The lump was in his throat again.
The first drops of the rain they’d been promising all day fell on the windscreen.
He turned on the wipers.
By the time he got to the motorway, it was raining heavily. As he filtered into the traffic there were flashes of lightening and claps of thunder. He turned on the radio to try and drain out the noise. He pushed his right foot down to the floor, bringing Binky up to her top speed. The music matched his mood. Rousing rock. He was going to fight this and he was going to win.
He steered Binky into the middle lane. The rain was now pouring over the windscreen like a waterfall. The wipers were going full speed, but he still couldn’t see all that well. As he overtook the slower cars and lorries he also had to put up with the spray and the buffeting from the side wind as he drove out of their shelter.
He would have to be careful as he crossed the Hamble Bridge. Binky was quite light and could easily be blown off course. He lifted his foot slightly off the accelerator. Best not to go too fast in this.
He noticed the grey car first of all in his side-view mirror. A Saab, he thought. What was the idiot doing? He was going to hit him. He quickly looked in his rear-view mirror. No, he couldn’t get in to the third lane. Chances were, even if he did, the Saab would still smash into him.
It was going to happen. There was nothing he could do.
Don’t try to straighten up if he makes you skid, he thought to himself. Steer into the skid.
He tried to relax his grip on the steering wheel. But not altogether – at least it was something to hang on to.
There was a thud.
He felt Binky begin to spin. She seemed to be going in slow motion. They were going towards the parapet of the bridge across the Hamble. Would they hit another car? If they hit the bridge would it hold?
He felt the car slap into the bridge and then he heard the stone begin to crumble. For a few seconds, he was up in the air, looking at the blue Ford Fiesta falling towards the river.
Was the tide in or out? Which would be better? If the water was deep, the fall might not do so much damage. The water would cushion it. But then, he might not be able to get out. If the tide was out, the water would be so shallow that the car would hit the river bed and both of them would be smashed to pieces.
Why was he up here looking down? Where was his body, actually?
In the car. Then he was in the car and it was plunging through the green-grey water. It seemed an age before it hit the riverbed, but hit it it did. With a silent thud which shook every bone in his body and made his teeth clench.
He sat still for a moment. Think. What to do? There was no water in her yet. But he must get out and that would mean getting wet and swimming up through the water.

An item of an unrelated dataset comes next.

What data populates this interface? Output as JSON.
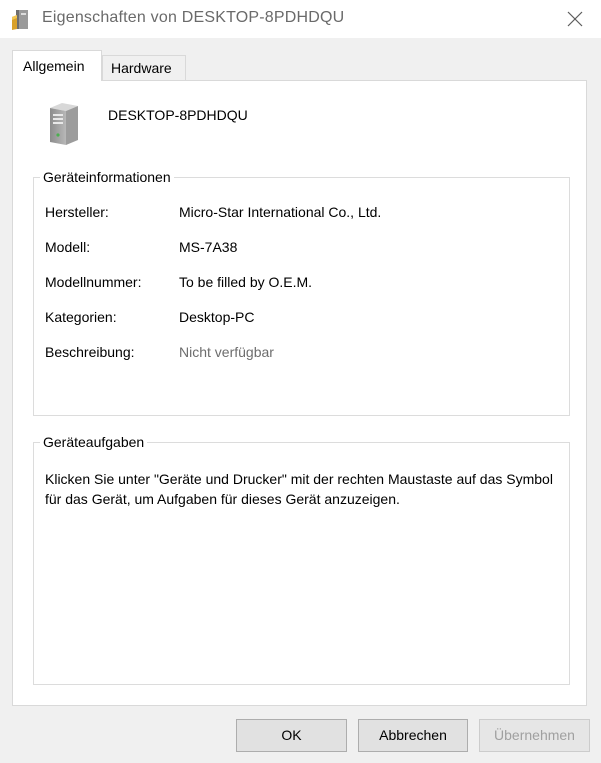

He wriggled out of his denim jacket. That would get too wet and weigh him down. It wasn’t easy get it off, what with the air bag and the seat belt.
He could hear the water glugging into the car.

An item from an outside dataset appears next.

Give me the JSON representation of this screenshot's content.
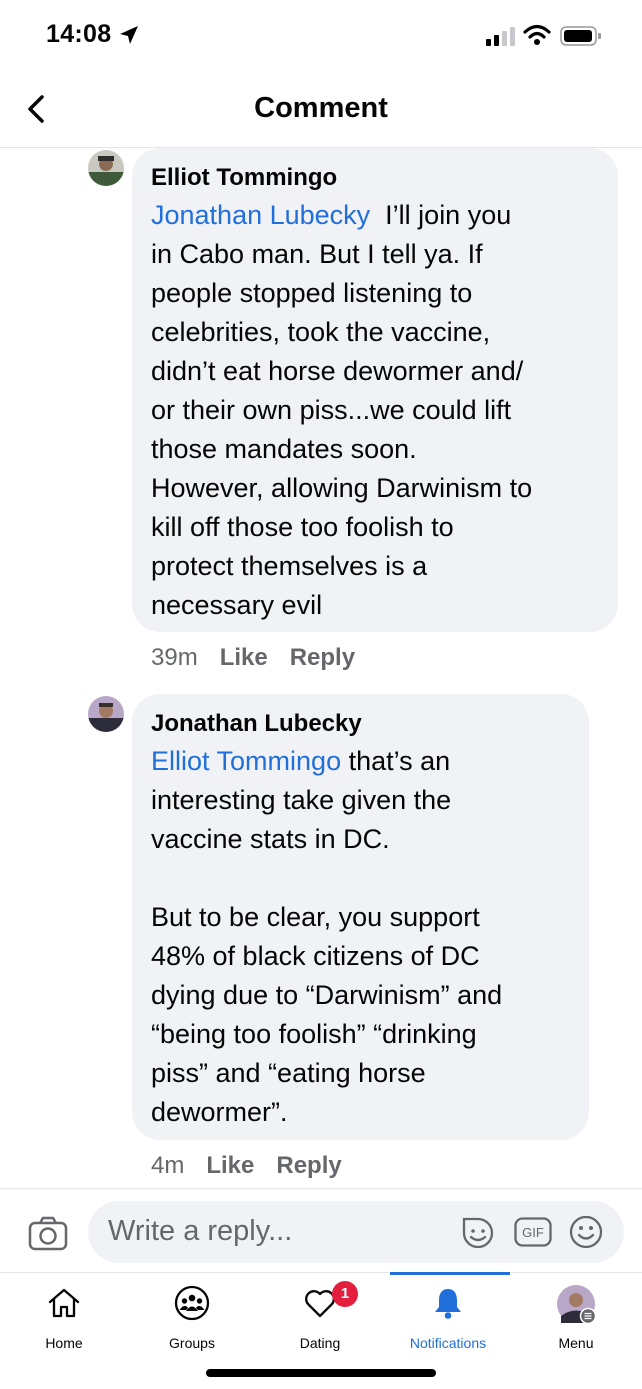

He’s better get out quick.
He tried to open the door. It wouldn’t budge. He would have to try the window. He leant forward towards the glove compartment. The biggest, heaviest thing in there was the handbook. He tried to smash first the windscreen than the side window with it. Neither would give.
The water was coming into the car faster and faster now.
He remembered what they’d learnt about saving lives in his swimming lessons. He used the old shirt he kept as a rag in the van to make a sort of inflatable. This might help.
The water was up to his chin now. He still couldn’t get the door or the window open. He used his air-filled shirt for breathing. But it was no good. That was getting wet as well. He held his breath for as long as he could. Then there was nothing for it but to let the water into his mouth, into his nostrils, into his lungs.
He thought he was going to burst. It was really painful for a few seconds.
Then he felt sort of peaceful. It didn’t hurt to breathe any more. The water looked beautiful. He felt warm and cosy, sleepy almost.
A bright light hit the water. Tom watched fascinated as it spread through the grey-green murk until that gradually turned to light as well. Tom felt as if he was drifting towards it, though he could still feel the seat of the car holding him and the airbag pressing on his chest. How could he breathe, though? The water filled the whole car and it had been like that for several minutes already. Just how long could you live without oxygen?
The light became so bright he could see nothing else.
They must be coming to get me, he thought. I’ll be out of here soon.
“Not yet, sunshine,” he heard a voice saying. “Don’t look at it.”
Strong arms grabbed him and pulled him away from the light. Then it all went black and he felt as if he was tumbling.